§ Try it:
Could you restate every entry word for word, leaving the pictures out?

#####

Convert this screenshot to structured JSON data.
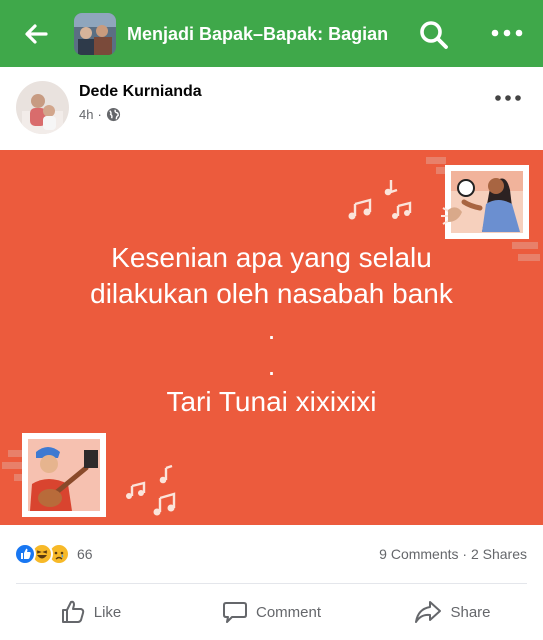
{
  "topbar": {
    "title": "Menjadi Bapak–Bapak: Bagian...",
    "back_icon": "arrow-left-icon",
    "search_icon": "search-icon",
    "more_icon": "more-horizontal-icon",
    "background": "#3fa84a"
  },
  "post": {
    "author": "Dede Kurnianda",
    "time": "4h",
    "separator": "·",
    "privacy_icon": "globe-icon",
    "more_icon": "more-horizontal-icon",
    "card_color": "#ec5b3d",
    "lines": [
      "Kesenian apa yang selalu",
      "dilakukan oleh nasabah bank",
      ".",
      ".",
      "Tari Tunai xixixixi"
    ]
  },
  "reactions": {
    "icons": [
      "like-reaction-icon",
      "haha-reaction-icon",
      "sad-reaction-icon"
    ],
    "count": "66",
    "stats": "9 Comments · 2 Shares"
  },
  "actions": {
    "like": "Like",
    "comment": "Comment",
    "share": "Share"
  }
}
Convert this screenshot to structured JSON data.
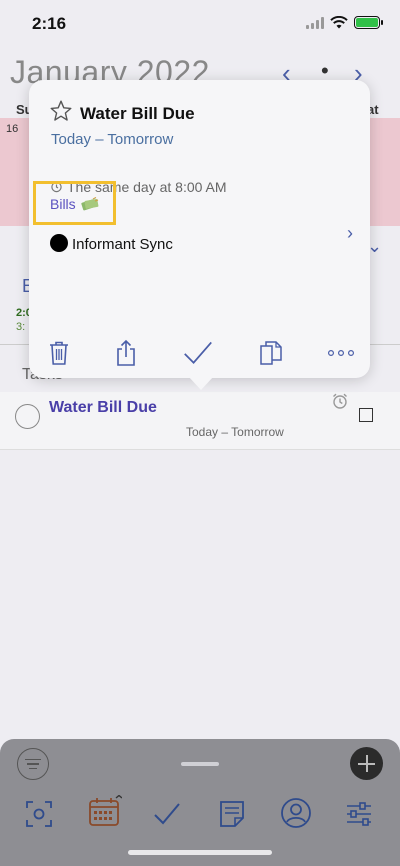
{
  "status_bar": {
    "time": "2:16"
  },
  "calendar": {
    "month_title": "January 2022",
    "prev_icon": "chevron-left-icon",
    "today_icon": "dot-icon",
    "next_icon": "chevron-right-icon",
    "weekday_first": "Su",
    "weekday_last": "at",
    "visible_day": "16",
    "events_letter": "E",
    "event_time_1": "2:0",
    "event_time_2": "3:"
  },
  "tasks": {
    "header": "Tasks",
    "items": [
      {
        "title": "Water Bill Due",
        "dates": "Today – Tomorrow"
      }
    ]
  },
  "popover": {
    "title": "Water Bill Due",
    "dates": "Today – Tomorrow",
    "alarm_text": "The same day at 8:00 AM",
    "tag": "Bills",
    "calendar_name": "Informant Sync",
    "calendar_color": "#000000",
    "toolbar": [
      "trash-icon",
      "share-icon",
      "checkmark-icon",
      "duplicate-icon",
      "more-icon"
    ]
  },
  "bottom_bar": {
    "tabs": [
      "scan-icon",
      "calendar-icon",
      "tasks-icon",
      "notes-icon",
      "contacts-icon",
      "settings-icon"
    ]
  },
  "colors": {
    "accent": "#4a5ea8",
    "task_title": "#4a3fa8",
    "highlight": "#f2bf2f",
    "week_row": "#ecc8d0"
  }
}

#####

§ Solution:
Convert this screenshot to structured JSON data.
{
  "topbar": {
    "title": "Menjadi Bapak–Bapak: Bagian...",
    "back_icon": "arrow-left-icon",
    "search_icon": "search-icon",
    "more_icon": "more-horizontal-icon",
    "background": "#3fa84a"
  },
  "post": {
    "author": "Dede Kurnianda",
    "time": "4h",
    "separator": "·",
    "privacy_icon": "globe-icon",
    "more_icon": "more-horizontal-icon",
    "card_color": "#ec5b3d",
    "lines": [
      "Kesenian apa yang selalu",
      "dilakukan oleh nasabah bank",
      ".",
      ".",
      "Tari Tunai xixixixi"
    ]
  },
  "reactions": {
    "icons": [
      "like-reaction-icon",
      "haha-reaction-icon",
      "sad-reaction-icon"
    ],
    "count": "66",
    "stats": "9 Comments · 2 Shares"
  },
  "actions": {
    "like": "Like",
    "comment": "Comment",
    "share": "Share"
  }
}
Convert this screenshot to structured JSON data.
{
  "status_bar": {
    "time": "2:16"
  },
  "calendar": {
    "month_title": "January 2022",
    "prev_icon": "chevron-left-icon",
    "today_icon": "dot-icon",
    "next_icon": "chevron-right-icon",
    "weekday_first": "Su",
    "weekday_last": "at",
    "visible_day": "16",
    "events_letter": "E",
    "event_time_1": "2:0",
    "event_time_2": "3:"
  },
  "tasks": {
    "header": "Tasks",
    "items": [
      {
        "title": "Water Bill Due",
        "dates": "Today – Tomorrow"
      }
    ]
  },
  "popover": {
    "title": "Water Bill Due",
    "dates": "Today – Tomorrow",
    "alarm_text": "The same day at 8:00 AM",
    "tag": "Bills",
    "calendar_name": "Informant Sync",
    "calendar_color": "#000000",
    "toolbar": [
      "trash-icon",
      "share-icon",
      "checkmark-icon",
      "duplicate-icon",
      "more-icon"
    ]
  },
  "bottom_bar": {
    "tabs": [
      "scan-icon",
      "calendar-icon",
      "tasks-icon",
      "notes-icon",
      "contacts-icon",
      "settings-icon"
    ]
  },
  "colors": {
    "accent": "#4a5ea8",
    "task_title": "#4a3fa8",
    "highlight": "#f2bf2f",
    "week_row": "#ecc8d0"
  }
}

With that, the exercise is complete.